The mood was tempered by the recent deaths of Rich Saul and Junior Seau.
Saul, who played for the Los Angeles Rams from 1970 to 1981 and was a six-time Pro Bowler, died from leukemia on April 15 at the age of 64 after an almost ten-year battle with the disease. His Rams jersey was enclosed in glass and hung at the front of the room while his wife, Nancy, listened to retired Rams players Doug Smith and Jackie Slater pay tribute to Saul.
"Jesus just took him over the goal line," Smith said.
Ronnie Lott talked about Junior Seau, still emotional over his death.
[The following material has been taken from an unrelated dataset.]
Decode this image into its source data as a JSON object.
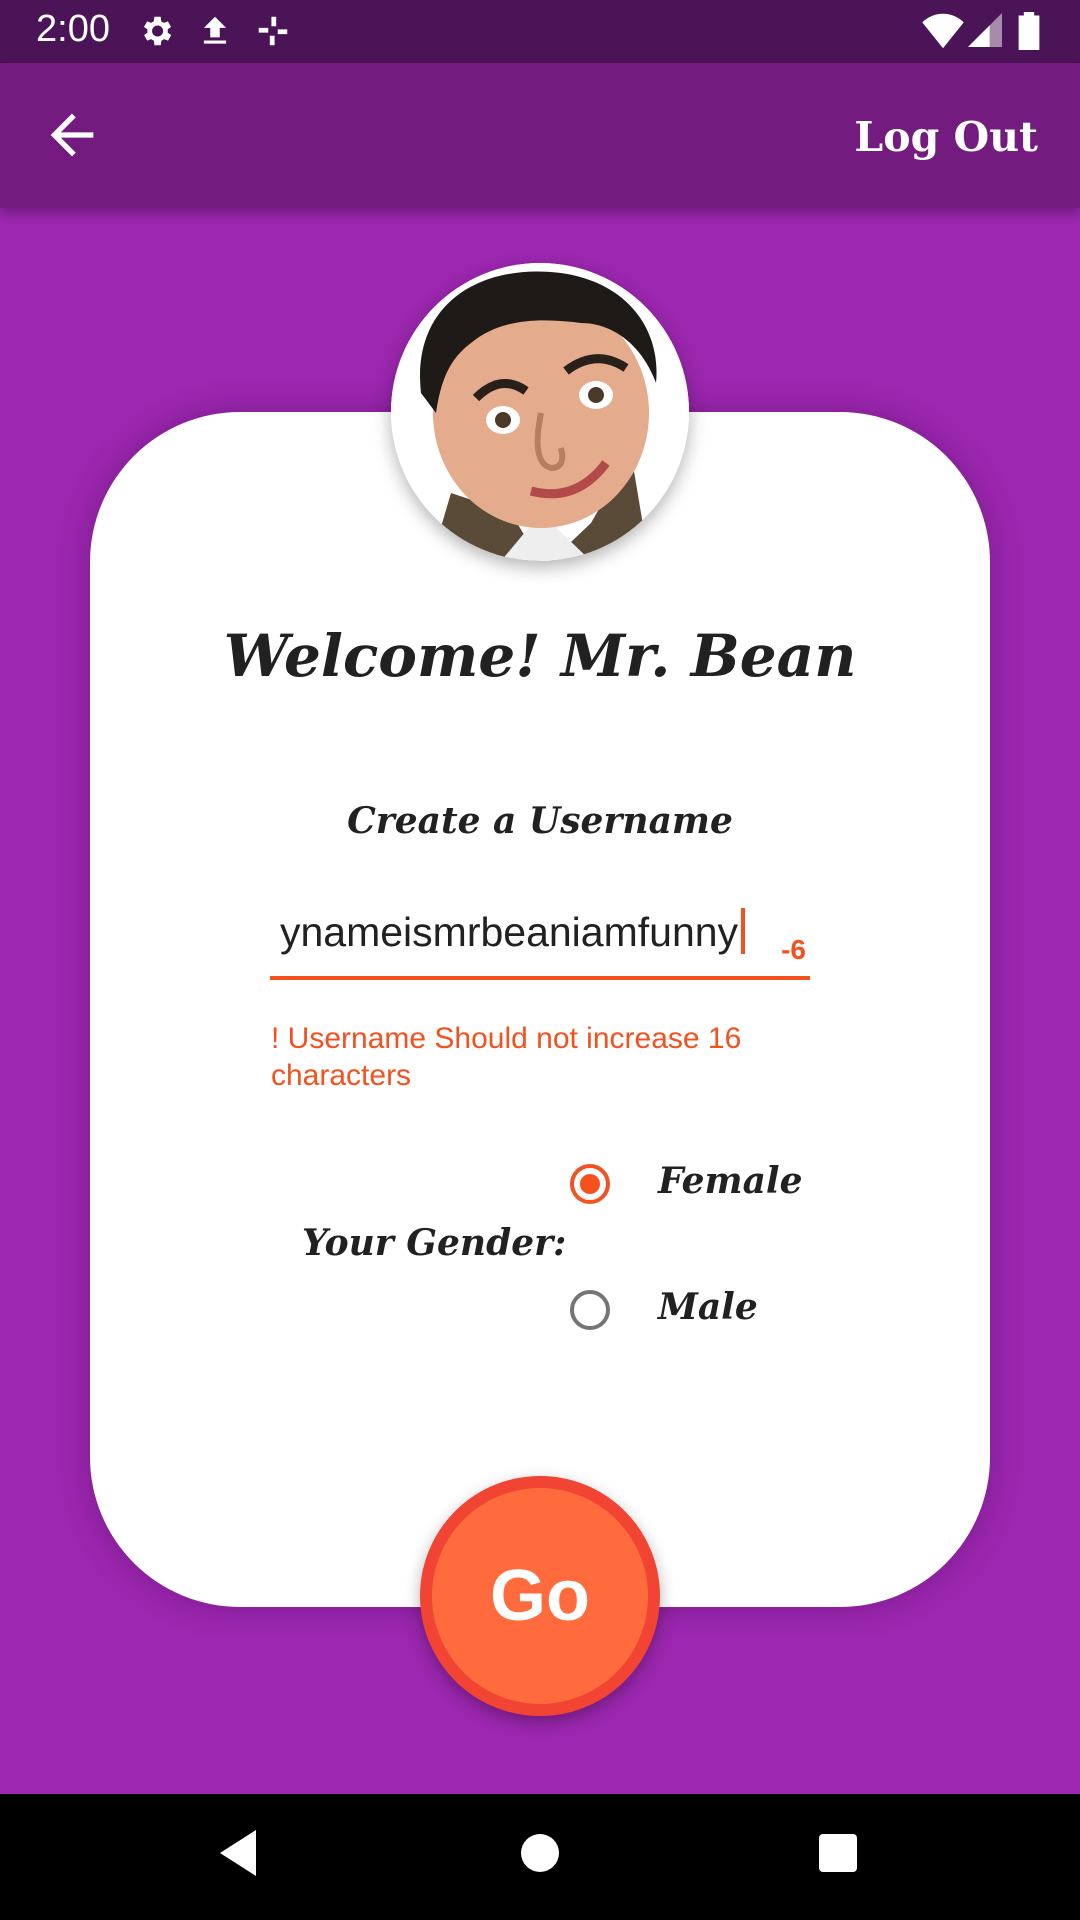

Seau played for most of his career with the San Diego Chargers and was named an All-Pro linebacker for ten consecutive years (1991-2000). Seau died of a self-inflicted gunshot wound on May 2 at the age of 43.
Notable coaches in attendance at the luncheon included Mike White (Cal, Illinois and Oakland Raiders), Terry Donahue (UCLA) and John Robinson (USC, UNLV and Los Angeles Rams).
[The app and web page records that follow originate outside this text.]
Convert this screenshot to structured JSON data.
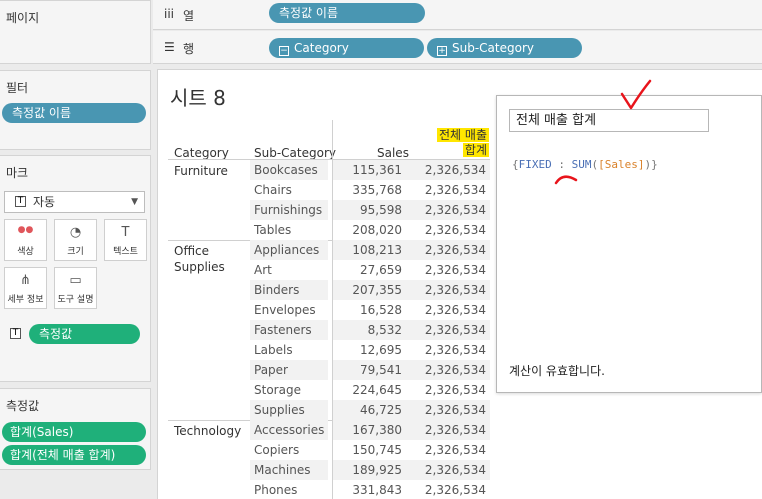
{
  "left_panel": {
    "pages_title": "페이지",
    "filters_title": "필터",
    "filter_pill": "측정값 이름",
    "marks_title": "마크",
    "mark_type": "자동",
    "mark_buttons": [
      {
        "label": "색상",
        "icon": "color-icon"
      },
      {
        "label": "크기",
        "icon": "size-icon"
      },
      {
        "label": "텍스트",
        "icon": "text-icon"
      },
      {
        "label": "세부 정보",
        "icon": "detail-icon"
      },
      {
        "label": "도구 설명",
        "icon": "tooltip-icon"
      }
    ],
    "marks_pill": "측정값",
    "measure_values_title": "측정값",
    "measure_pills": [
      "합계(Sales)",
      "합계(전체 매출 합계)"
    ]
  },
  "shelves": {
    "columns_label": "열",
    "columns_pill": "측정값 이름",
    "rows_label": "행",
    "rows_pills": [
      "Category",
      "Sub-Category"
    ]
  },
  "view": {
    "sheet_title": "시트 8",
    "headers": {
      "category": "Category",
      "subcategory": "Sub-Category",
      "sales": "Sales",
      "total_line1": "전체 매출",
      "total_line2": "합계"
    },
    "categories": [
      {
        "name_lines": [
          "Furniture"
        ],
        "rows": [
          {
            "sub": "Bookcases",
            "sales": "115,361",
            "total": "2,326,534"
          },
          {
            "sub": "Chairs",
            "sales": "335,768",
            "total": "2,326,534"
          },
          {
            "sub": "Furnishings",
            "sales": "95,598",
            "total": "2,326,534"
          },
          {
            "sub": "Tables",
            "sales": "208,020",
            "total": "2,326,534"
          }
        ]
      },
      {
        "name_lines": [
          "Office",
          "Supplies"
        ],
        "rows": [
          {
            "sub": "Appliances",
            "sales": "108,213",
            "total": "2,326,534"
          },
          {
            "sub": "Art",
            "sales": "27,659",
            "total": "2,326,534"
          },
          {
            "sub": "Binders",
            "sales": "207,355",
            "total": "2,326,534"
          },
          {
            "sub": "Envelopes",
            "sales": "16,528",
            "total": "2,326,534"
          },
          {
            "sub": "Fasteners",
            "sales": "8,532",
            "total": "2,326,534"
          },
          {
            "sub": "Labels",
            "sales": "12,695",
            "total": "2,326,534"
          },
          {
            "sub": "Paper",
            "sales": "79,541",
            "total": "2,326,534"
          },
          {
            "sub": "Storage",
            "sales": "224,645",
            "total": "2,326,534"
          },
          {
            "sub": "Supplies",
            "sales": "46,725",
            "total": "2,326,534"
          }
        ]
      },
      {
        "name_lines": [
          "Technology"
        ],
        "rows": [
          {
            "sub": "Accessories",
            "sales": "167,380",
            "total": "2,326,534"
          },
          {
            "sub": "Copiers",
            "sales": "150,745",
            "total": "2,326,534"
          },
          {
            "sub": "Machines",
            "sales": "189,925",
            "total": "2,326,534"
          },
          {
            "sub": "Phones",
            "sales": "331,843",
            "total": "2,326,534"
          }
        ]
      }
    ]
  },
  "calc_dialog": {
    "name": "전체 매출 합계",
    "formula": {
      "open": "{",
      "keyword": "FIXED",
      "colon": " : ",
      "func": "SUM",
      "field": "[Sales]",
      "close": ")}"
    },
    "status": "계산이 유효합니다."
  },
  "colors": {
    "pill_blue": "#4996b2",
    "pill_green": "#1fb07a",
    "highlight": "#ffe600",
    "annotation_red": "#e8141b"
  }
}
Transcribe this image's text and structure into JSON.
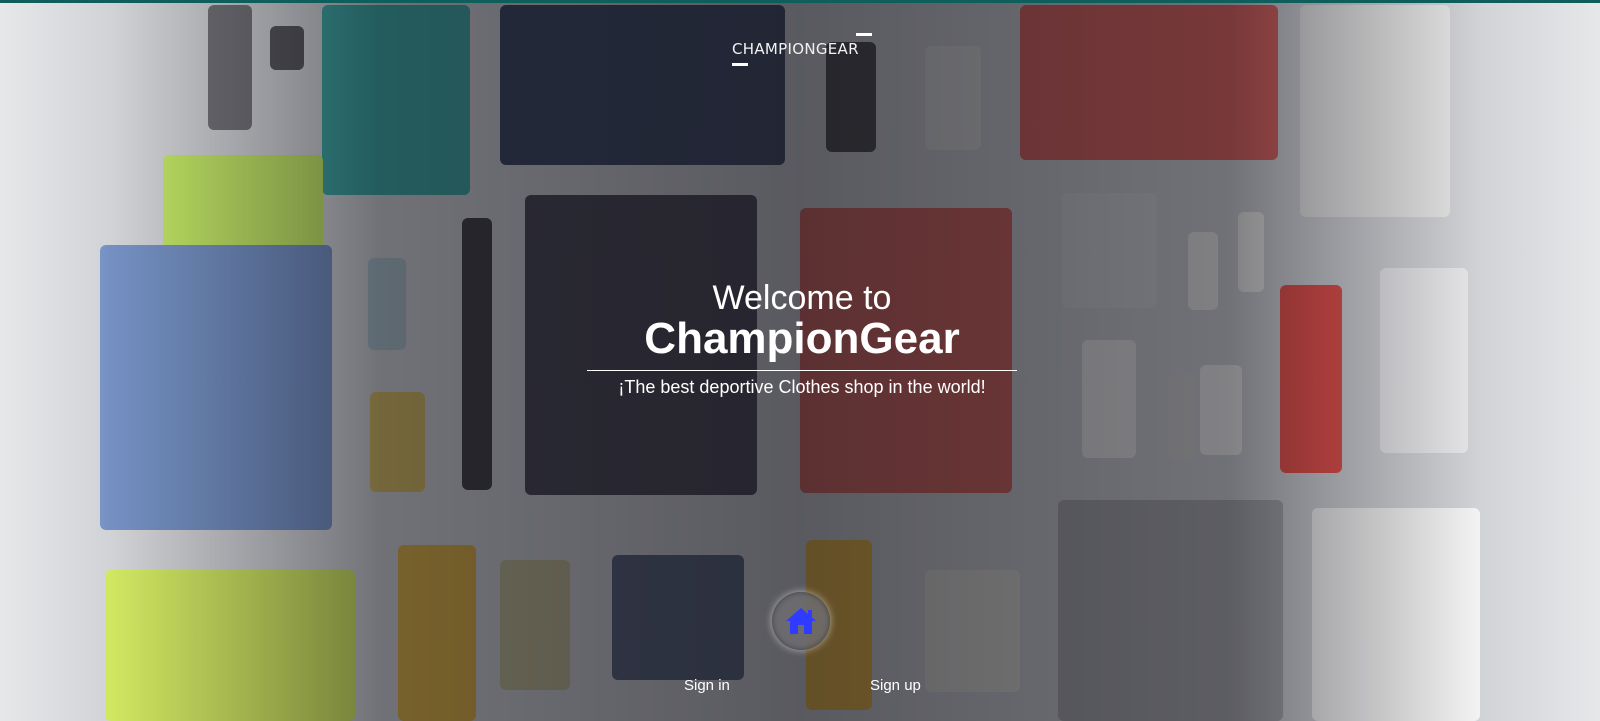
{
  "brand": {
    "name": "CHAMPIONGEAR"
  },
  "hero": {
    "welcome": "Welcome to",
    "title": "ChampionGear",
    "tagline": "¡The best deportive Clothes shop in the world!"
  },
  "nav": {
    "home_icon": "home-icon",
    "sign_in": "Sign in",
    "sign_up": "Sign up"
  },
  "colors": {
    "top_strip": "#0e5f5c",
    "home_icon": "#2f3bff",
    "text": "#ffffff"
  }
}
One of the lighter moments at the luncheon came when Robinson and Donahue were asked to come up to the podium and talk about rivalry games. Robinson was asked about the first time he coached USC against Terry Donahue’s Bruins.
"I don’t remember a lot, but I remember the good guys won," Robinson quipped.
Donahue returned the ribbing with a volley of his own by referring to USC as "Southern Cal" — the school strongly encourages the use of that moniker.
Quarterbacks Jim Everett and Steve Beuerlein also addressed the luncheon crowd and Everett started it off by tossing a compliment toward the retired defensive back Lott.
"I had to come here because I know I’ve completed more balls to you than just about anybody," Everett said with a smile.
Retired quarterback Jim Hardy (USC, Los Angeles Rams) was also in attendance. The 89-year-old is best known for becoming the second NFL quarterback to ever throw for over 400 yards in one game (1948) in a loss to the Chicago Cardinals as well as throwing an NFL-record eight interceptions in a 1950 game against the Philadelphia Eagles.
Among the former football players in attendance were Roosevelt "Rosie" Greer, Kermit Washington, Sam "Bam" Cunningham and Mike Salmon.
By conference, the Big Ten had the most names on the watch list with nine. The Pac-12 had eight, the Big 12 and the ACC had seven each and the SEC had five. All four independents (Army, BYU, Navy and Notre Dame) had one each and two Mountain West teams (Boise State and Wyoming) had one each.
Five schools had two watch listers; Florida State, Iowa State, LSU, Texas and Wisconsin. Seven players are Lott IMPACT Trophy returnees from 2011 and three of them were either a quarterfinalist (T.J. McDonald, USC), semifinalist (Broderick Brown, Oklahoma State) or a finalist (Manti Te’o, Notre Dame).
The Ninth Annual Lott IMPACT Trophy Black-tie Dinner will be held on Dec. 9 at the Pacific Club. Former Secretary of State and Stanford Provost Condoleeza Rice is the scheduled keynote speaker while FOXSports will broadcast the event live.
The Lott IMPACT Trophy, named after Lott, is an annual award presented to college football’s Defensive Player of the Year who best exemplifies integrity, maturity, performance, academics, community and tenacity.
Boston College linebacker Luke Kuechly won in 2011.